Hi FYve,

Ben and Laura


Welcome to FYSOP24 Hunger!

Hey ya’ll!

We are Ben and Laura, your FYSOP24 Hunger coordinators, and we are thrilled to be working for you this summer. We will share our progress with you as our issue area takes shape but we already have a lot in store for you. Hunger is an issue close to our hearts and we can’t wait to share this passion with you as we welcome you to Boston University this August.

Peace, love, nomz.

Benjamin Suehler and Laura Kakalecz

Finally, We Have Watched The Hunger Games

Hey FYSOPers,

There are seven days until FYSOP! The staff arrive for training in only two days and we can’t wait to get the ball rolling! We’re both amazed at how quickly the summer flew by and we can’t wait to meet all of you!

Any who, if you haven’t notice yet, the theme for the Hunger issue area this year is the Hunger Games. Kinda easy and a little cheesy, we know, but we couldn’t pass it up. All summer we’ve been typing things up in Hunger Games font and photoshopping our faces onto characters bodies… but the problem was we had never seen the movie.
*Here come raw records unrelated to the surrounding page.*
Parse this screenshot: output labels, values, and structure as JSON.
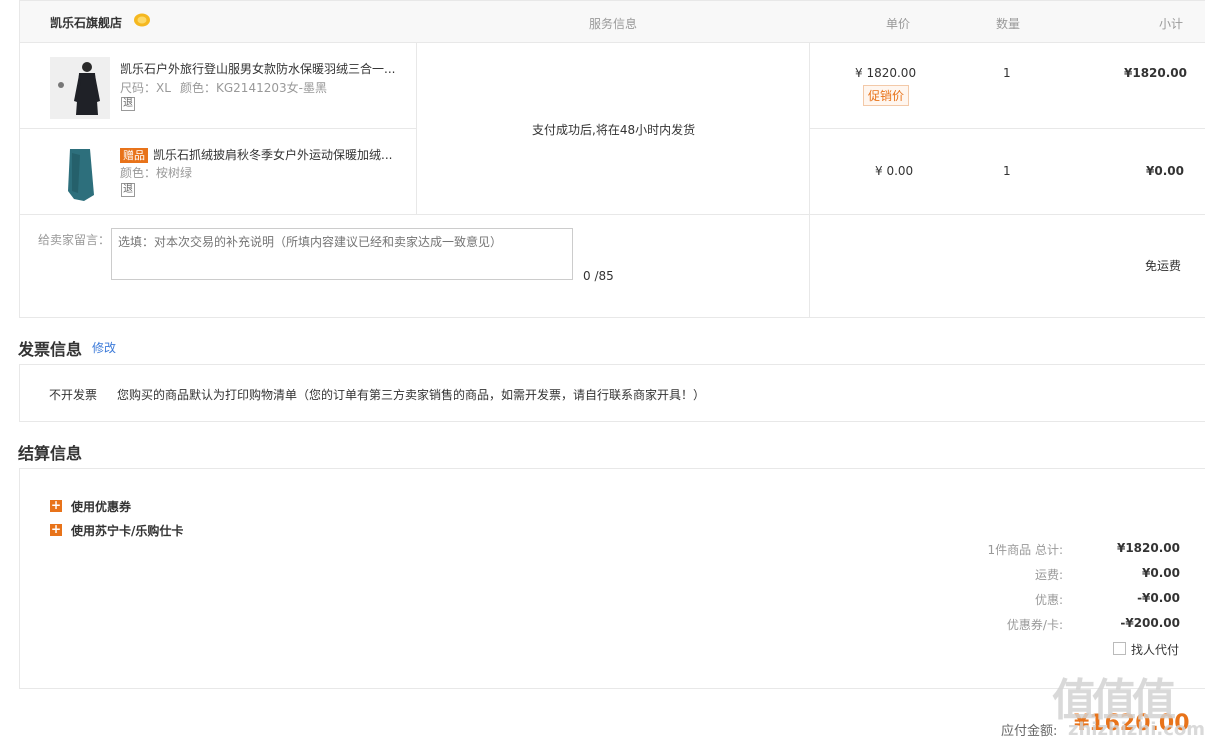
{
  "order": {
    "shop_name": "凯乐石旗舰店",
    "columns": {
      "service": "服务信息",
      "unit_price": "单价",
      "quantity": "数量",
      "subtotal": "小计"
    },
    "service_info": "支付成功后,将在48小时内发货",
    "items": [
      {
        "name": "凯乐石户外旅行登山服男女款防水保暖羽绒三合一...",
        "attr1": "尺码：XL",
        "attr2": "颜色：KG2141203女-墨黑",
        "refund_tag": "退",
        "price": "¥ 1820.00",
        "promo_tag": "促销价",
        "quantity": "1",
        "subtotal": "¥1820.00"
      },
      {
        "gift_tag": "赠品",
        "name": "凯乐石抓绒披肩秋冬季女户外运动保暖加绒...",
        "attr1": "颜色：桉树绿",
        "refund_tag": "退",
        "price": "¥ 0.00",
        "quantity": "1",
        "subtotal": "¥0.00"
      }
    ],
    "message_label": "给卖家留言：",
    "message_placeholder": "选填：对本次交易的补充说明（所填内容建议已经和卖家达成一致意见）",
    "message_count": "0 /85",
    "shipping": "免运费"
  },
  "invoice": {
    "title": "发票信息",
    "edit": "修改",
    "type": "不开发票",
    "note": "您购买的商品默认为打印购物清单（您的订单有第三方卖家销售的商品，如需开发票，请自行联系商家开具！）"
  },
  "settlement": {
    "title": "结算信息",
    "options": [
      "使用优惠券",
      "使用苏宁卡/乐购仕卡"
    ],
    "summary": [
      {
        "label": "1件商品 总计:",
        "value": "¥1820.00"
      },
      {
        "label": "运费:",
        "value": "¥0.00"
      },
      {
        "label": "优惠:",
        "value": "-¥0.00"
      },
      {
        "label": "优惠券/卡:",
        "value": "-¥200.00"
      }
    ],
    "proxy_pay": "找人代付",
    "payable_label": "应付金额:",
    "payable_value": "¥1620.00"
  },
  "watermark": {
    "glyphs": "值值值",
    "site": "zhizhizhi.com"
  },
  "colors": {
    "accent": "#e8731a",
    "link": "#3d7bd9",
    "border": "#e8e8e8"
  }
}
So I manned up on Saturday, went down to Newbury street, and picked up a copy of the Hunger Games. I gotta say, I was more impressed with the film then I thought I would be. There was so much suspense! Colin might have cried a couple of times, but wouldn’t admit to it. Maybe I’ll read the book (if I ever have time).

Now that we’ve finally seen the movie, we’re excited for our own Hunger Games, FYSOP 23 Style. It’s time for us to get our hands dirty. It’s time to plant some sustainable crops. It’s time for us to feed the hungry. It’s time for us to learn and grow more. It’s time for us to ride the pony. It’s time for FYSOP!
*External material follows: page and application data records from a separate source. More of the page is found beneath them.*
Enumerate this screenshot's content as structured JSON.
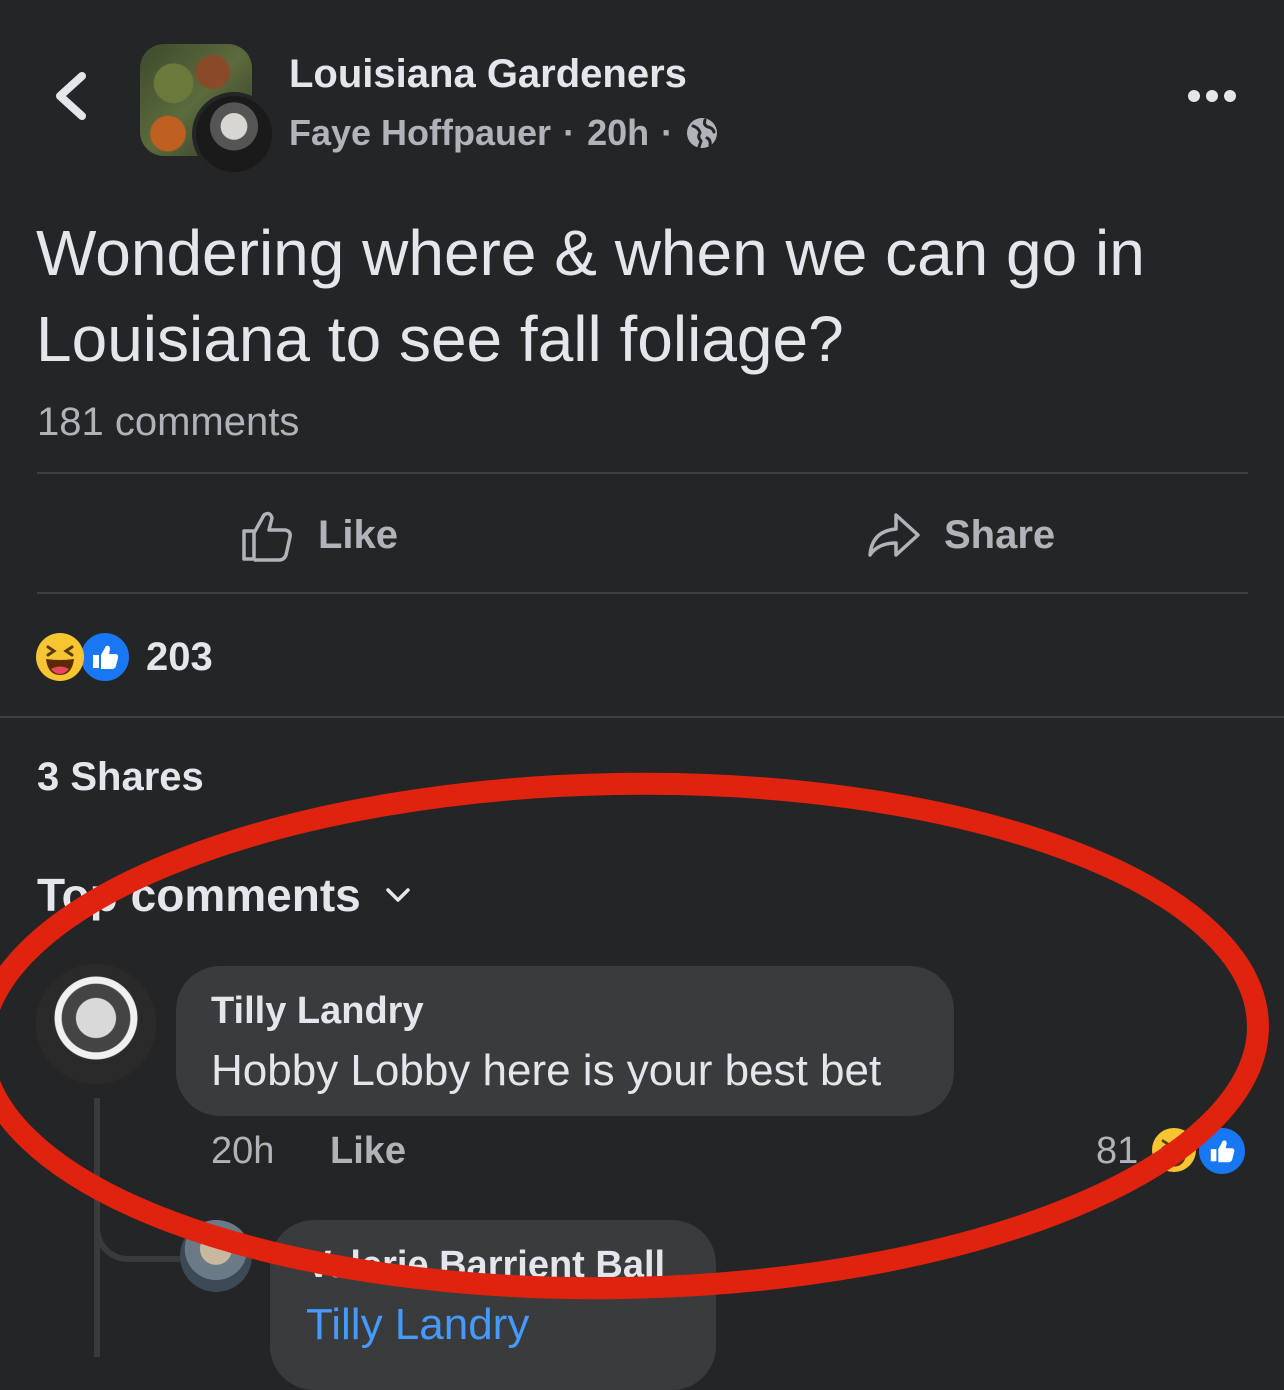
{
  "header": {
    "group_name": "Louisiana Gardeners",
    "author": "Faye Hoffpauer",
    "separator": "·",
    "time": "20h",
    "privacy_icon": "globe-icon"
  },
  "post": {
    "text": "Wondering where & when we can go in Louisiana to see fall foliage?",
    "comments_count": "181 comments"
  },
  "actions": {
    "like_label": "Like",
    "share_label": "Share"
  },
  "reactions": {
    "icons": [
      "haha-icon",
      "like-icon"
    ],
    "count": "203"
  },
  "shares": "3 Shares",
  "comments_section": {
    "title": "Top comments"
  },
  "comments": [
    {
      "name": "Tilly Landry",
      "text": "Hobby Lobby here is your best bet",
      "time": "20h",
      "like_label": "Like",
      "reaction_count": "81",
      "reaction_icons": [
        "haha-icon",
        "like-icon"
      ]
    }
  ],
  "reply": {
    "name": "Valerie Barrient Ball",
    "mention": "Tilly Landry"
  },
  "colors": {
    "background": "#242526",
    "bubble": "#3a3b3c",
    "secondary_text": "#b0b3b8",
    "link": "#4599ff",
    "like_blue": "#1877f2",
    "haha_yellow": "#f7c531",
    "annotation_red": "#e0230e"
  }
}
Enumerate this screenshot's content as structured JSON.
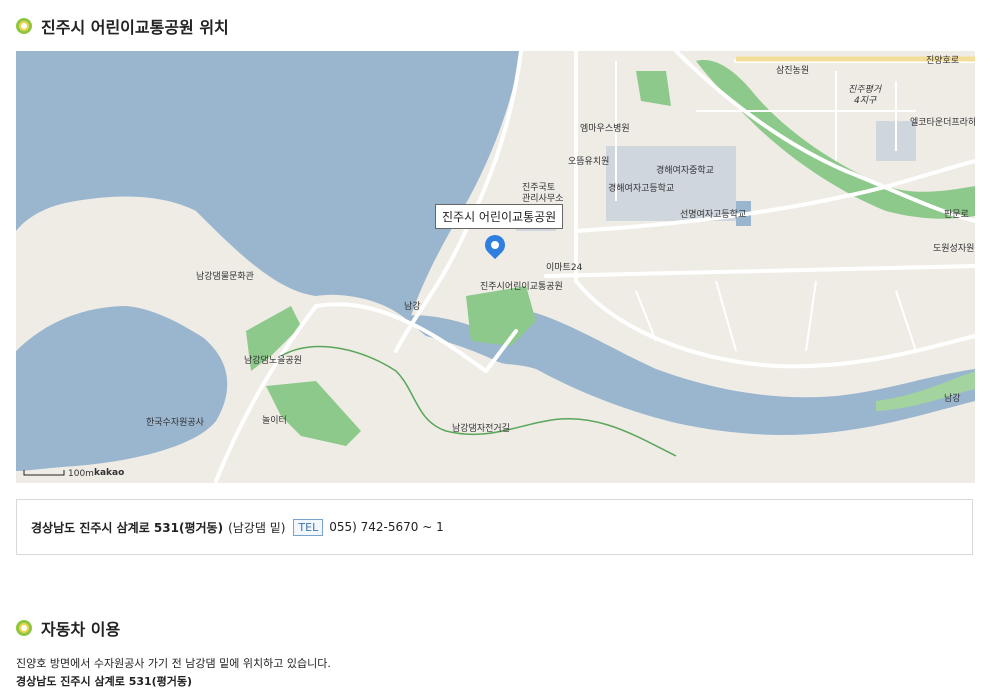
{
  "location_section": {
    "title": "진주시 어린이교통공원 위치"
  },
  "map": {
    "marker_label": "진주시 어린이교통공원",
    "places": {
      "samjin": "삼진농원",
      "jinju_pyeongeo": "진주평거",
      "district4": "4지구",
      "mmaus": "엠마우스병원",
      "ottum": "오뜸유치원",
      "gyeonghae_high": "경해여자고등학교",
      "gyeonghae_mid": "경해여자중학교",
      "kukto1": "진주국토",
      "kukto2": "관리사무소",
      "seonmyeong": "선명여자고등학교",
      "emart": "이마트24",
      "park_name": "진주시어린이교통공원",
      "namgang_dam_museum": "남강댐물문화관",
      "namgang_noeul": "남강댐노을공원",
      "kwater": "한국수자원공사",
      "playground": "놀이터",
      "elcotown": "엘코타운더프라하아파트",
      "dowon": "도원성자원운전전문",
      "river": "남강",
      "river_small": "남강",
      "road1": "진양호로",
      "road2": "판문로",
      "trail": "남강댐자전거길",
      "scale": "100m",
      "brand": "kakao"
    },
    "colors": {
      "water": "#9ab6cf",
      "land": "#efece6",
      "park": "#8cc98a",
      "road": "#ffffff",
      "marker": "#2f7fe0"
    }
  },
  "address": {
    "main": "경상남도 진주시 삼계로 531(평거동)",
    "note": "(남강댐 밑)",
    "tel_label": "TEL",
    "tel_number": "055) 742-5670 ~ 1"
  },
  "car_section": {
    "title": "자동차 이용",
    "description": "진양호 방면에서 수자원공사 가기 전 남강댐 밑에 위치하고 있습니다.",
    "address": "경상남도 진주시 삼계로 531(평거동)"
  }
}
Food, Inc.


Hey FYSOPers!

So as you know, this summer Colin and I have been doing a lot of reading about the food industry in America (see The Omnivore’s Dilemma and Eating Animals). Yesterday, I decided to learn more about the food industry on the big screen. Food, Inc., a 2008 film by Robert Kenner, takes the stories and issues from Food Nation, The Omnivore’s Dilemma, and Eating Animals and brings them to life. Part of the problem with the food industry is that no one actually sees what’s going on behind the scenes, so Food, Inc. aims to lift the curtain. The film covers a range of topics from the American dependence on genetically modified corn to the mistreatment of migrant workers in slaughterhouses. Almost every topic the film makers touch on has been something that Colin and I have been researching this summer and something that we’re trying to pass on to the FYSOP volunteers.
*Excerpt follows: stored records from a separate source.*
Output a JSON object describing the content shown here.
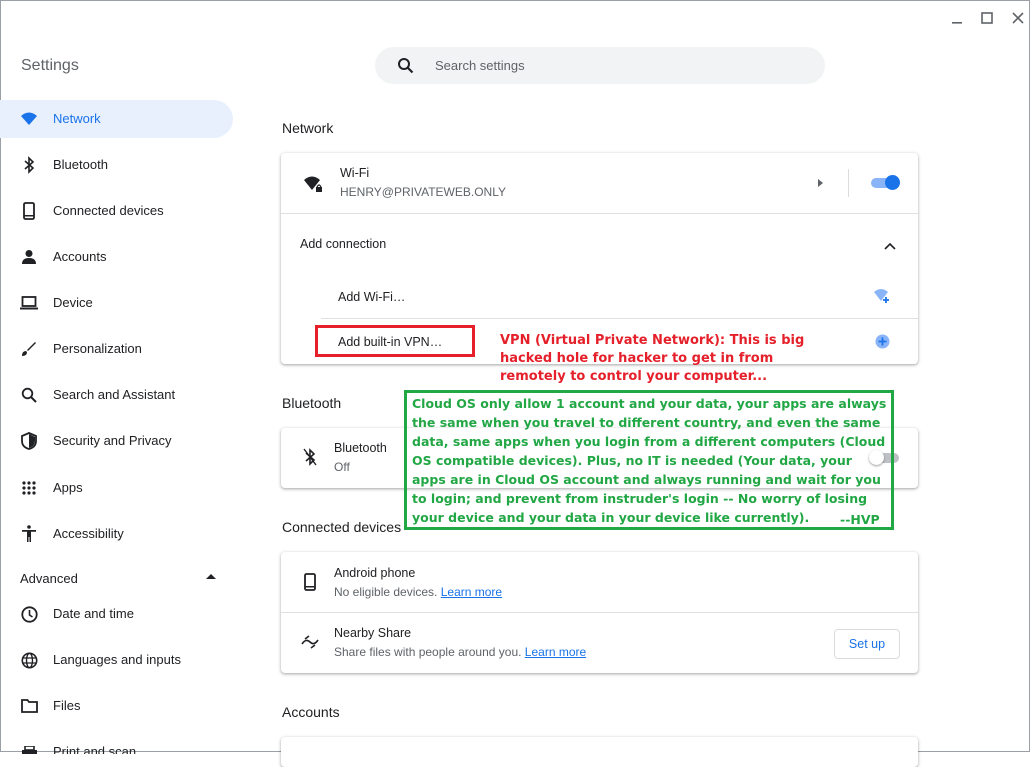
{
  "window": {
    "title": "Settings"
  },
  "search": {
    "placeholder": "Search settings"
  },
  "sidebar": {
    "items": [
      {
        "label": "Network",
        "icon": "wifi-icon"
      },
      {
        "label": "Bluetooth",
        "icon": "bluetooth-icon"
      },
      {
        "label": "Connected devices",
        "icon": "phone-icon"
      },
      {
        "label": "Accounts",
        "icon": "person-icon"
      },
      {
        "label": "Device",
        "icon": "laptop-icon"
      },
      {
        "label": "Personalization",
        "icon": "brush-icon"
      },
      {
        "label": "Search and Assistant",
        "icon": "search-icon"
      },
      {
        "label": "Security and Privacy",
        "icon": "shield-icon"
      },
      {
        "label": "Apps",
        "icon": "apps-grid-icon"
      },
      {
        "label": "Accessibility",
        "icon": "accessibility-icon"
      }
    ],
    "advanced_label": "Advanced",
    "advanced_items": [
      {
        "label": "Date and time",
        "icon": "clock-icon"
      },
      {
        "label": "Languages and inputs",
        "icon": "globe-icon"
      },
      {
        "label": "Files",
        "icon": "folder-icon"
      },
      {
        "label": "Print and scan",
        "icon": "printer-icon"
      }
    ]
  },
  "network": {
    "section_title": "Network",
    "wifi": {
      "title": "Wi-Fi",
      "ssid": "HENRY@PRIVATEWEB.ONLY",
      "enabled": true
    },
    "add_connection": "Add connection",
    "add_wifi": "Add Wi-Fi…",
    "add_vpn": "Add built-in VPN…"
  },
  "bluetooth": {
    "section_title": "Bluetooth",
    "title": "Bluetooth",
    "status": "Off"
  },
  "connected_devices": {
    "section_title": "Connected devices",
    "android": {
      "title": "Android phone",
      "subtitle": "No eligible devices.",
      "link": "Learn more"
    },
    "nearby": {
      "title": "Nearby Share",
      "subtitle": "Share files with people around you.",
      "link": "Learn more",
      "button": "Set up"
    }
  },
  "accounts": {
    "section_title": "Accounts"
  },
  "annotations": {
    "red_note": "VPN (Virtual Private Network): This is big hacked hole for hacker to get in from remotely to control your computer...",
    "green_note": "Cloud OS only allow 1 account and your data, your apps are always the same when you travel to different country, and even the same data, same apps when you login from a different computers (Cloud OS compatible devices). Plus, no IT is needed (Your data, your apps are in Cloud OS account and always running and wait for you to login; and prevent from instruder's login -- No worry of losing your device and your data in your device like currently).",
    "green_signature": "--HVP"
  },
  "colors": {
    "accent": "#1a73e8",
    "annotation_red": "#e5202a",
    "annotation_green": "#22a745"
  }
}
I was personally amazed at how well this documentary was done. I didn’t feel like the goal was to sicken people with grotesque images, but rather to provide hard-hitting facts that would make the viewer truly think about what they’re putting in their bodies.The movie ends with the optimistic point that we, the consumers, have the power to change the food industry. Every time we choose to buy healthier and sustainable food, we are voting to make these options the more affordable norm. Some people think that choosing to buy more sustainable won’t be enough, because how can one person change an entire system? But think about the tobacco industry over the past 20 years, a prime example of a large system with a lot of financial stability that was taken down by the choices of consumers.I think this film and FYSOP will help restore your faith in the choices of people. People are capable of doing anything… they just need to put the work in.

I highly suggest checking out the film’s trailer (posted below) or watching it online if you have a Netflix account!

Stay hungry for change,

Spotlight on the Greater Boston Food Bank

This week we wanted to write about another great site that we will be sending volunteers to. The Greater Boston Food Bank is the largest food relief organization in New England and their goal is to end hunger in Eastern Massachusetts. They use the help of over 14,000 volunteers (that includes you guys!) annually to help distribute food to over 545,000 people in Mass. Check out the video link above to learn some more mind-blowing facts about the Greater Boston Food Bank. Colin and I really like this video because it shows just how far the service we’ll be doing at FYSOP goes. Even if you don’t see the end result, it’s important to remember that even the small things that we do to help means that somebody can eat tonight.